rotator-cuff

Overview

Your rotator cuff is a group of four muscles on your shoulder blade with tendons that attach to the “ball” of your humerus (upper arm bone). These muscles and tendons help you to lift and rotate your arms. They also help hold the ball of your humerus firmly in your shoulder socket. The tendons of your rotator cuff can tear. Sometimes, the tendon is only slightly damaged or irritated. Sometimes, the tendon has a complete tear, which means that the tendon has torn away from the bone.

You may feel pain on top of and in front of your injured shoulder. The pain may spread down the outside of your upper arm. The pain usually gets worst at night, especially when lying on the affected side. You may have pain in the shoulder when you lift your arm to the side and often feel weakness of the arm. You may hear clicking, cracking, or popping sounds when you move your shoulder, especially when lifting something heavy.

Risks

The tendons of your rotator cuff can tear for a variety of reasons:

  • Overuse, especially repetitive overhead activities
  • Ageing (degeneration of tissues)
  • Trauma (falling or being hit on the shoulder)
  • Poor posture
Treatment

There are several treatment options for a rotator cuff tear. There is no evidence of better results from surgery performed near the time of injury versus later on. For this reason, many doctors first recommend non-surgical treatment.
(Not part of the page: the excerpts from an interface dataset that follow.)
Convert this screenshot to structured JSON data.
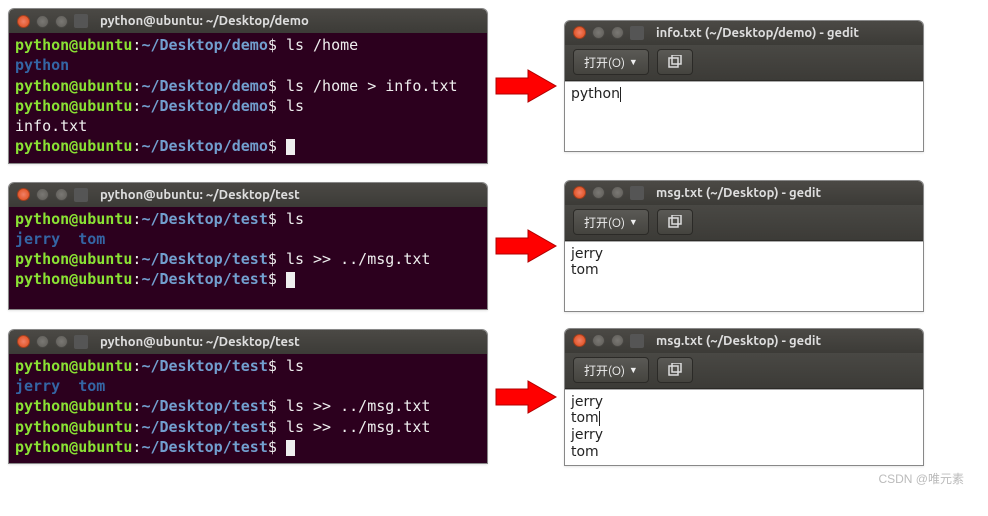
{
  "watermark": "CSDN @唯元素",
  "rows": [
    {
      "term_title": "python@ubuntu: ~/Desktop/demo",
      "prompt_user": "python@ubuntu",
      "prompt_sep1": ":",
      "prompt_path": "~/Desktop/demo",
      "prompt_sep2": "$",
      "lines": [
        {
          "type": "cmd",
          "cmd": "ls /home"
        },
        {
          "type": "out",
          "text": "python",
          "style": "blue"
        },
        {
          "type": "cmd",
          "cmd": "ls /home > info.txt"
        },
        {
          "type": "cmd",
          "cmd": "ls"
        },
        {
          "type": "out",
          "text": "info.txt",
          "style": "plain"
        },
        {
          "type": "cmd",
          "cmd": "",
          "cursor": true
        }
      ],
      "gedit_title": "info.txt (~/Desktop/demo) - gedit",
      "gedit_open": "打开(O)",
      "gedit_content": "python",
      "caret_after": true
    },
    {
      "term_title": "python@ubuntu: ~/Desktop/test",
      "prompt_user": "python@ubuntu",
      "prompt_sep1": ":",
      "prompt_path": "~/Desktop/test",
      "prompt_sep2": "$",
      "lines": [
        {
          "type": "cmd",
          "cmd": "ls"
        },
        {
          "type": "out",
          "text": "jerry  tom",
          "style": "blue"
        },
        {
          "type": "cmd",
          "cmd": "ls >> ../msg.txt"
        },
        {
          "type": "cmd",
          "cmd": "",
          "cursor": true
        }
      ],
      "gedit_title": "msg.txt (~/Desktop) - gedit",
      "gedit_open": "打开(O)",
      "gedit_content": "jerry\ntom",
      "caret_after": false
    },
    {
      "term_title": "python@ubuntu: ~/Desktop/test",
      "prompt_user": "python@ubuntu",
      "prompt_sep1": ":",
      "prompt_path": "~/Desktop/test",
      "prompt_sep2": "$",
      "lines": [
        {
          "type": "cmd",
          "cmd": "ls"
        },
        {
          "type": "out",
          "text": "jerry  tom",
          "style": "blue"
        },
        {
          "type": "cmd",
          "cmd": "ls >> ../msg.txt"
        },
        {
          "type": "cmd",
          "cmd": "ls >> ../msg.txt"
        },
        {
          "type": "cmd",
          "cmd": "",
          "cursor": true
        }
      ],
      "gedit_title": "msg.txt (~/Desktop) - gedit",
      "gedit_open": "打开(O)",
      "gedit_content": "jerry\ntom\njerry\ntom",
      "caret_after": false,
      "caret_mid": 1
    }
  ]
}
  • Ultrasound and electrical stimulation
  • Therapeutic soft tissue techniques
  • Specific exercises to restore movement and strengthen muscles
  • Assessment of biomechanical abnormalities and correction to reduce stress on rotator cuff